In August 2004, Universal Studios released a three-DVD set of Rod Serling’s Night Gallery that included the 1969 pilot film and the first season. November 2008 saw the release of the second season, plus some special features: a 30-minute documentary on the history of the show; a menu featuring close inspection of 33 of the second-season paintings, with commentary by artist Tom Wright; audio commentary on three episodes by NG fan Guillermo del Toro (director of Hellboy II: The Golden Army, Pan’s Labyrinth, and The Devil’s Backbone); audio commentary on three episodes by Scott Skelton and Jim Benson (authors of Rod Serling’s Night Gallery: An After-Hours Tour); and some NBC commercials, promo material, and act-break bumpers.
On April 10, 2012, Universal released the third and final season.

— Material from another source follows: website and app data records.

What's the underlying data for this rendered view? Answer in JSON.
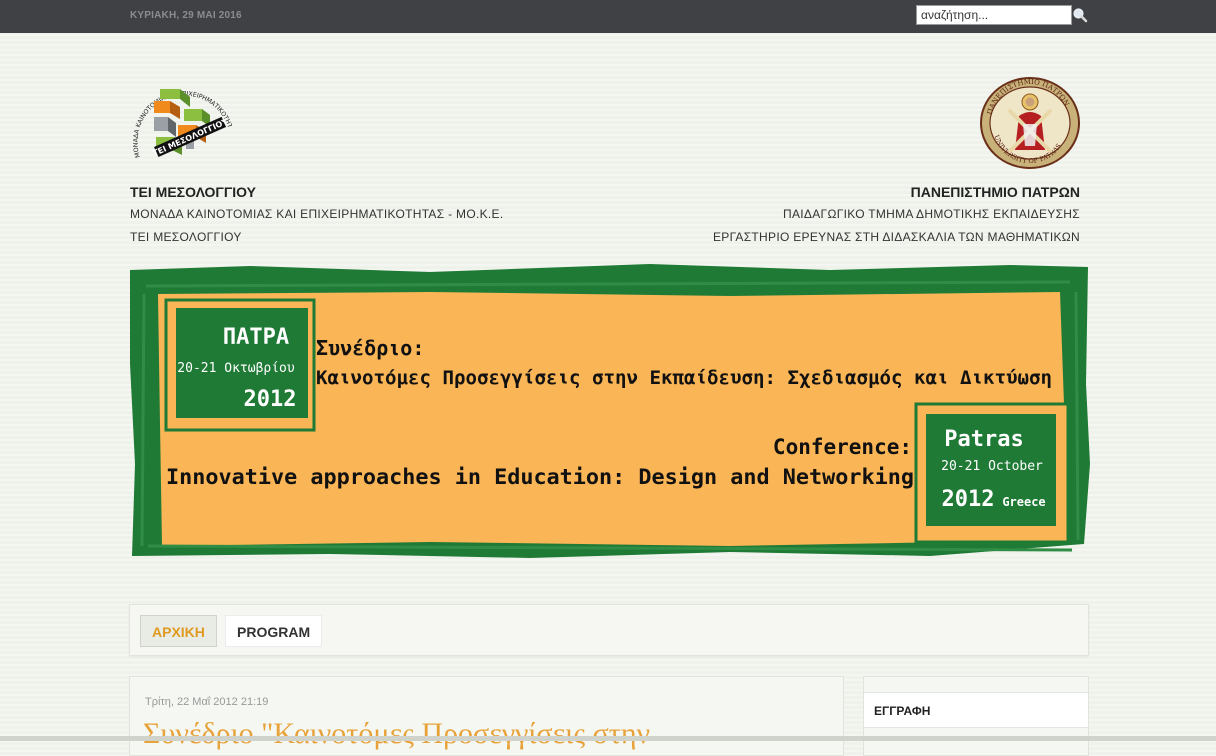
{
  "topbar": {
    "date": "ΚΥΡΙΑΚΗ, 29 ΜΑΙ 2016",
    "search_placeholder": "αναζήτηση...",
    "search_icon": "magnifier-icon"
  },
  "header": {
    "left": {
      "title": "ΤΕΙ ΜΕΣΟΛΟΓΓΙΟΥ",
      "line2": "ΜΟΝΑΔΑ ΚΑΙΝΟΤΟΜΙΑΣ ΚΑΙ ΕΠΙΧΕΙΡΗΜΑΤΙΚΟΤΗΤΑΣ - ΜΟ.Κ.Ε.",
      "line3": "ΤΕΙ ΜΕΣΟΛΟΓΓΙΟΥ",
      "logo_text_ring": "ΜΟΝΑΔΑ ΚΑΙΝΟΤΟΜΙΑΣ & ΕΠΙΧΕΙΡΗΜΑΤΙΚΟΤΗΤΑΣ",
      "logo_text_band": "ΤΕΙ ΜΕΣΟΛΟΓΓΙΟΥ"
    },
    "right": {
      "title": "ΠΑΝΕΠΙΣΤΗΜΙΟ ΠΑΤΡΩΝ",
      "line2": "ΠΑΙΔΑΓΩΓΙΚΟ ΤΜΗΜΑ ΔΗΜΟΤΙΚΗΣ ΕΚΠΑΙΔΕΥΣΗΣ",
      "line3": "ΕΡΓΑΣΤΗΡΙΟ ΕΡΕΥΝΑΣ ΣΤΗ ΔΙΔΑΣΚΑΛΙΑ ΤΩΝ ΜΑΘΗΜΑΤΙΚΩΝ",
      "seal_text_top": "ΠΑΝΕΠΙΣΤΗΜΙΟ ΠΑΤΡΩΝ",
      "seal_text_bottom": "UNIVERSITY OF PATRAS"
    }
  },
  "banner": {
    "gr_city": "ΠΑΤΡΑ",
    "gr_dates": "20-21 Οκτωβρίου",
    "gr_year": "2012",
    "gr_label": "Συνέδριο:",
    "gr_title": "Καινοτόμες Προσεγγίσεις στην Εκπαίδευση: Σχεδιασμός και Δικτύωση",
    "en_label": "Conference:",
    "en_title": "Innovative approaches in Education: Design and Networking",
    "en_city": "Patras",
    "en_dates": "20-21 October",
    "en_year": "2012",
    "en_country": "Greece",
    "colors": {
      "green": "#1f7a36",
      "orange": "#f9b556"
    }
  },
  "nav": {
    "home": "ΑΡΧΙΚΗ",
    "program": "PROGRAM"
  },
  "post": {
    "date": "Τρίτη, 22 Μαΐ 2012 21:19",
    "title": "Συνέδριο \"Καινοτόμες Προσεγγίσεις στην"
  },
  "sidebar": {
    "heading": "ΕΓΓΡΑΦΗ"
  },
  "colors": {
    "accent": "#e09a1f",
    "topbar": "#3f4144",
    "background": "#eef2ea"
  }
}
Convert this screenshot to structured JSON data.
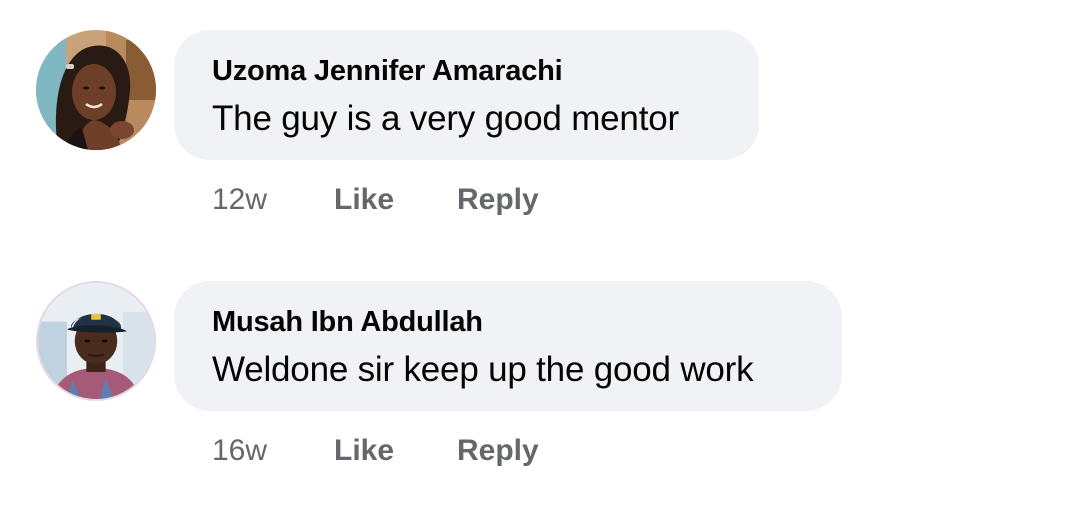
{
  "comments": [
    {
      "author": "Uzoma Jennifer Amarachi",
      "text": "The guy is a very good mentor",
      "timestamp": "12w",
      "like_label": "Like",
      "reply_label": "Reply",
      "avatar_icon": "profile-photo-woman"
    },
    {
      "author": "Musah Ibn Abdullah",
      "text": "Weldone sir keep up the good work",
      "timestamp": "16w",
      "like_label": "Like",
      "reply_label": "Reply",
      "avatar_icon": "profile-photo-man-cap"
    }
  ],
  "colors": {
    "bubble_background": "#f0f2f5",
    "primary_text": "#050505",
    "secondary_text": "#65676b"
  }
}
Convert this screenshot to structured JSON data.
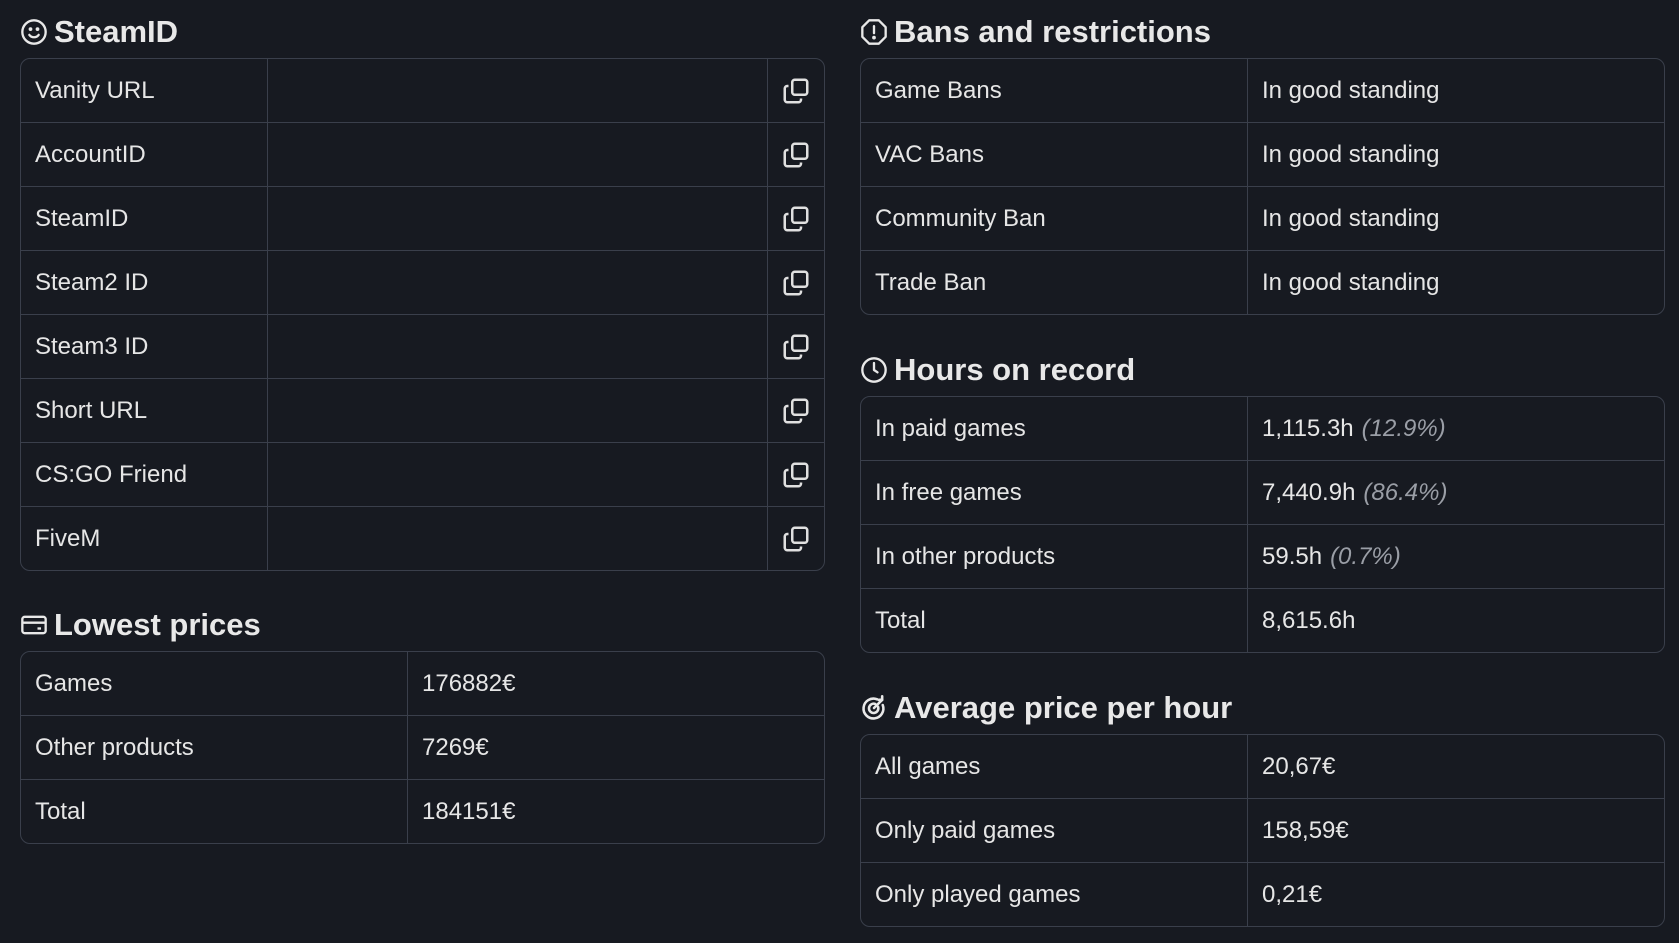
{
  "steamid": {
    "title": "SteamID",
    "icon": "smiley-icon",
    "rows": [
      {
        "label": "Vanity URL",
        "value": ""
      },
      {
        "label": "AccountID",
        "value": ""
      },
      {
        "label": "SteamID",
        "value": ""
      },
      {
        "label": "Steam2 ID",
        "value": ""
      },
      {
        "label": "Steam3 ID",
        "value": ""
      },
      {
        "label": "Short URL",
        "value": ""
      },
      {
        "label": "CS:GO Friend",
        "value": ""
      },
      {
        "label": "FiveM",
        "value": ""
      }
    ]
  },
  "lowest_prices": {
    "title": "Lowest prices",
    "icon": "credit-card-icon",
    "rows": [
      {
        "label": "Games",
        "value": "176882€"
      },
      {
        "label": "Other products",
        "value": "7269€"
      },
      {
        "label": "Total",
        "value": "184151€"
      }
    ]
  },
  "bans": {
    "title": "Bans and restrictions",
    "icon": "alert-octagon-icon",
    "rows": [
      {
        "label": "Game Bans",
        "value": "In good standing"
      },
      {
        "label": "VAC Bans",
        "value": "In good standing"
      },
      {
        "label": "Community Ban",
        "value": "In good standing"
      },
      {
        "label": "Trade Ban",
        "value": "In good standing"
      }
    ]
  },
  "hours": {
    "title": "Hours on record",
    "icon": "clock-icon",
    "rows": [
      {
        "label": "In paid games",
        "value": "1,115.3h",
        "pct": "(12.9%)"
      },
      {
        "label": "In free games",
        "value": "7,440.9h",
        "pct": "(86.4%)"
      },
      {
        "label": "In other products",
        "value": "59.5h",
        "pct": "(0.7%)"
      },
      {
        "label": "Total",
        "value": "8,615.6h",
        "pct": ""
      }
    ]
  },
  "avg_price": {
    "title": "Average price per hour",
    "icon": "target-icon",
    "rows": [
      {
        "label": "All games",
        "value": "20,67€"
      },
      {
        "label": "Only paid games",
        "value": "158,59€"
      },
      {
        "label": "Only played games",
        "value": "0,21€"
      }
    ]
  }
}
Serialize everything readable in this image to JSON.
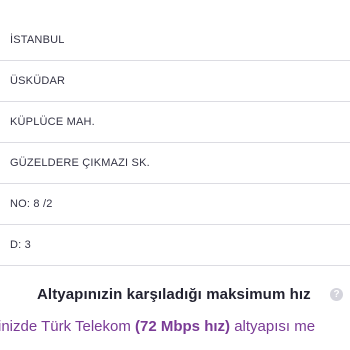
{
  "address_fields": [
    {
      "value": "İSTANBUL"
    },
    {
      "value": "ÜSKÜDAR"
    },
    {
      "value": "KÜPLÜCE MAH."
    },
    {
      "value": "GÜZELDERE ÇIKMAZI SK."
    },
    {
      "value": "NO: 8 /2"
    },
    {
      "value": "D: 3"
    }
  ],
  "speed_section": {
    "heading": "Altyapınızin karşıladığı maksimum hız",
    "help_icon": "question-icon",
    "help_glyph": "?",
    "info_prefix": "inizde Türk Telekom ",
    "info_speed": "(72 Mbps hız)",
    "info_suffix": " altyapısı me"
  },
  "colors": {
    "accent": "#7a3b96",
    "divider": "#dcdce2",
    "help_icon_bg": "#d4d4dc"
  }
}
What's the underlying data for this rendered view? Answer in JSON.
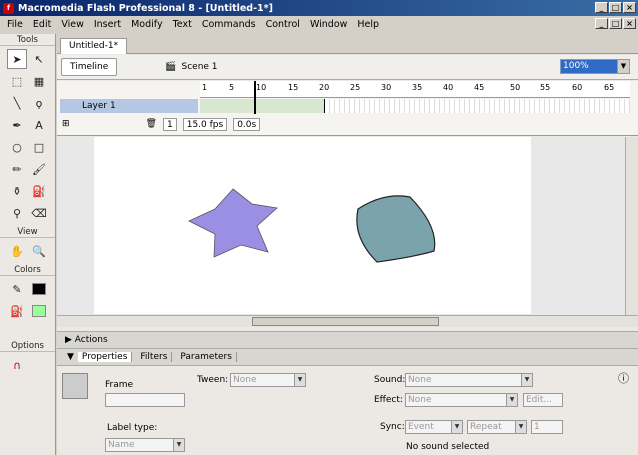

For the Night Gallery Season Three DVD release, Universal Home Entertainment hired TV Time Machine Productions and Jim Benson and Scott Skelton to restore four rarely seen segments of Rod Serling’s classic horror series, assembled and reproduced on the DVD set as a “lost episode”—essentially a missing 23rd episode from the second season.
Jim Benson, the owner of TV Time Machine Productions, had previously worked with Universal Studios Digital Services and colorist Skip Martin on the restoration of selected episodes of I’m Dickens . . . He’s Fenster for that series’ DVD release. TV Time Machine Productions also produced audio commentaries for Night Gallery’s third season, featuring commentary by Skelton and Benson for the “lost episode” and the premiere episode, “The Return of the Sorcerer.”
Night Gallery aired on NBC from 1970 to 1973. When the series was syndicated in 1973, several of the individual segments that composed the show’s original hour-long versions were either shortened or lengthened to create new half-hour episodes. Three story segments were produced that either never aired in the broadcast version of the series or only appeared once and never repeated. These three segments later showed up in the syndication version—heavily padded with extra footage, in most cases, and all of them requiring restoration to bring them back to their original state.
Once Universal green-lit this unique project, the job of finding missing and original elements began. Because of the fragmented nature of the series, the process was similar to putting hundreds of jumbled puzzle pieces back together to create a coherent, complete picture. After two months of mining the vast archives of Universal Studios, most of the missing elements were found.
“Die Now, Pay Later,” an episode never aired on NBC, was lengthened for syndication in 1973 and has never been seen in its original form. This segment was painstakingly reconstructed from original 35 millimeter elements, and the majority of the episode was brought back to its original state.
“Room for One Less,” a one-minute vignette that never aired on NBC, was restored using original elements, including original optical titles. Rare, behind-the-scenes footage of Rod Serling shooting his introduction for this segment is included as an “Easter egg” on the DVD set.
“Witches’ Feast” was beautifully remastered from original 35 millimeter elements. This segment ran only once on NBC in the original airing, was replaced by another segment for the repeat airing, and has been seen rarely since.
“Little Girl Lost” originally had six minutes of footage excised before the segment aired on NBC in 1972. Working with colorist Skip Martin, existing 35 and 16 millimeter elements were meticulously matched, reinstating the missing six minutes.
Since “Die Now, Pay Later” was never fully completed in 1971, a new slate of music cues (taken from existing episodes) were assembled for the segment. “Room for One Less” also received a revised music track.
After the restoration process, the four segments were edited together and, using the familiar second-season main title, a “new” hour-long Night Gallery episode was created. New end title credits were also designed, and the classic NBC commercial-break bumper that had not been seen in decades (featuring a series of horrific faces) was reinstated.
Night Gallery had a very unique history, and this unique DVD project reflects that fact. Over the years, fans have been vocal about having the entire collection of Night Gallery tales made available on DVD. Through the good offices of Universal Studios, this wish has finally been fulfilled.